5 Best Pre-Sales Practices in AV Projects for the Educational Market
In recent months, the topic of education has been more present than ever in the media, family gatherings, and conversations with friends. The pandemic radically changed the way millions of students worldwide take lessons, and educational institutions found it necessary to make multiple adjustments on the fly to continue with school programs.
From the AV industry, we can help the education sector to overcome these new challenges, whether it is by designing flexible learning environments, with the integration of AV devices for hybrid classrooms, or the renewal of existing systems. And without a doubt, the best way to approach a new project in this market is through good practices from the pre-sale stage.
In one of our recent AVIXA Webinars, the experienced Felipe Hoyuela, Operations Manager, and Ricardo Campos, Deputy Manager of Project Development, from the AV company Videocorp, shared their expertise and advice on best practices to start a project on the right track.
1. Listen to the Client
The first step is to start the relationship by listening to the client and get in line with their expectations. Helping them differentiate their wishes from actual needs is critical to define the scope and limitations of the project, in addition to adjusting to a specific budget.
It is essential to identify if the client has a specialist or someone with experience in AV technology since their involvement will make the initial process easier. Hoyuela and Campos warn that, unlike universities, 12K schools usually don't have a person responsible for the AV area, so the integrator must assume the consultant's role.
2. Gather Information
Information gathering is the second good practice to consider during the pre-sale. For example, the integrator must avoid the mistake of assuming that once he knows the conditions of a classroom, all the other classrooms on the campus are just the same.

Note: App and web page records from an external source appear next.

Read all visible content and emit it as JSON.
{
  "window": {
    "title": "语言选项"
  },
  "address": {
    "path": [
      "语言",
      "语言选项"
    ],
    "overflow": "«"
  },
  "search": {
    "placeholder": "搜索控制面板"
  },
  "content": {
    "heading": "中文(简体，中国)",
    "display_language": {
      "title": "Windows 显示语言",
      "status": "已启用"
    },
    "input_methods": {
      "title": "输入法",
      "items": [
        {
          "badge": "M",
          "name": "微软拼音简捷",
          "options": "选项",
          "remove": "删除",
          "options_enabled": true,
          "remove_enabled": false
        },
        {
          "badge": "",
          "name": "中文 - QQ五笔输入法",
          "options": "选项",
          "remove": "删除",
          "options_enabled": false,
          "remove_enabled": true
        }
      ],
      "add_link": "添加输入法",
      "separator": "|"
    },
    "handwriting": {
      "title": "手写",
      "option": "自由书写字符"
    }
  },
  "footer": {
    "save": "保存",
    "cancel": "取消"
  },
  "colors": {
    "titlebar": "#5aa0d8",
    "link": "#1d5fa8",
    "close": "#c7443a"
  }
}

This is best be done in person, visiting the site to take the possibility of capturing all the information. Have it written down, with images and in a well-designed form that includes particular elements of each space, from the geographic location to the dimensions, available technology, pipelines for cabling, USB protocol used, Ethernet, and electrical outlets, among other aspects.
A thorough information collection will help prepare a reasonable budget and evaluate the possibility of reusing, refurbishing, or adapting present equipment; not all installations require absolutely every piece of gear to be brand new.
Sometimes, when participating in competitive bidding, it is impossible to personally visit the school's facilities, so it is essential to request all the blueprints and inventory lists available and a liability release letter if the information received does not match reality.
3. AV Resources are Important
The third aspect of the pre-sale process is to consider the importance of AV resources. Felipe Hoyuela recommends defining the audio needs (loudspeakers, microphones, processing, acoustic materials) before anything else, "if a hybrid classroom doesn't have clear, intelligible audio and the right coverage, then the learning process simply isn't possible," he states.
The expert points out that, once the audio solution is integrated, the video offers a more significant margin for maneuver since not all spaces require 4K UHD cameras or displays, so a standard quality could satisfy the needs and optimize the budget.
Hoyuela suggests paying close attention to the election, dimensions, and position of the projection screens and the video projectors. A faulty installation will negatively impact the work, and any change will require additional costs and others many other resources.
4. Understand Where and How Classes are Held
Understanding how classes are delivered in each classroom or auditorium is the fourth aspect of an excellent pre-sale process. Ricardo Campos highlights the importance of visiting each space dedicated to learning to understand the teaching style, the lessons' duration, the AV devices used to share content (video, audio, presentations), and grasp the importance of using the blackboard.
All of this information will be very valuable to define the AV solutions for each space. For example, a Mathematics classroom, in which the blackboard has a leading role, requires a system to digitize the content that the teacher shares on the blackboard. On the other hand, an auditorium, more focused on the speaker's presentation, will need flat screens, projectors, cameras, automation systems, and AV control to retain a larger audience's attention.
5. Consider Scalability
The integrator should provide an overview of the time frame for the technology change from a project. If the system's administration can be automated as part of a future stage or if it is possible to monitor its process remotely through the web.
With this information, the client gets a more favorable position, as they will have greater certainty of the project and more arguments to decide on their investment. But it also opens the door for more business opportunities for the integrator. For example, if the system is automated and operates over a network, the integrator will have the chance of offering software update services, remote system management, or preventive maintenance.
Finally, our friends invite you to make a recount of the most common mistakes made during the pre-sale process. Each integrator knows where they've failed before, so it would be fundamental that the information gathering document includes the questions or requests for the necessary data to not fall back into expensive mistakes.